Increasing ‘deemed to satisfy’ height limits for timber construction - PRA348-1415

A new study, funded by Forest Wood Products Australia (FWPA), undertook an analysis of net benefits obtained from increasing the height allowances for the deemed to satisfy (DTS) provisions in the National Construction Code (NCC) for timber construction. The analysis considered DTS provisions for up to 25 metres for building Classes 2 and 3 (multi-residential construction) and Class 5 (office construction). 

The most valuable benefit of using timber construction would be shorter construction times compared to traditional steel and concrete construction, with reduced foundation requirements; reduced need for additional services such as fixed cranes; and an increased ability for other trades to work concurrently through the construction process thereby reducing final time to completion.

In consultation with industry, the analysis estimated that using timber construction would result in cost savings of around $1.1 million for a 4 storey apartment building ($10.8 million traditional build cost reducing to $9.7 million), $1.3 million for a 5 storey apartment and $1.6 for a 6 storey apartment building assuming ten apartments per floor. For a 6 storey commercial building, cost savings of $1.92 million might be expected.

The report estimates that for the overall Australian economy, increased height allowances for timber construction in the NCC would bring approximately $103 million in net benefits over 10 years. This is made up of $98.2 million in direct construction cost savings; $3.8 million in reduced compliance costs; and $1 million in environmental benefits.

Link to report 

 

Our acknowledgment

In the spirit of reconciliation, Forest & Wood Products Australia acknowledges the Traditional Custodians of Country throughout Australia, and we acknowledge their connection to the land and their custodianship of Country and forests.
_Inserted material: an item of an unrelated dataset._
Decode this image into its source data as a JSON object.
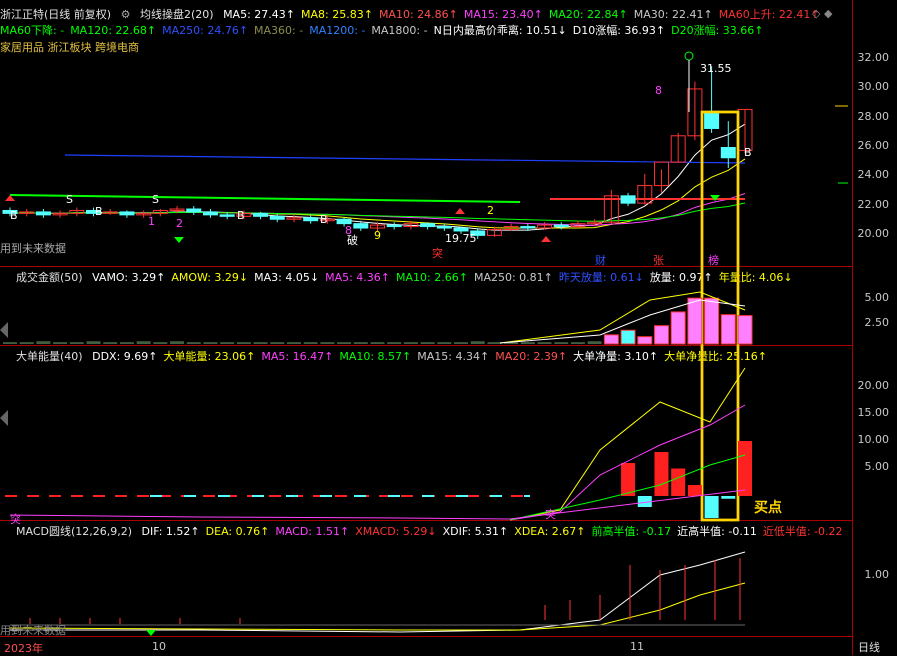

We pay our respect to Elders past and present and extend that respect to all Aboriginal and Torres Strait Islander peoples.

Our acknowledgment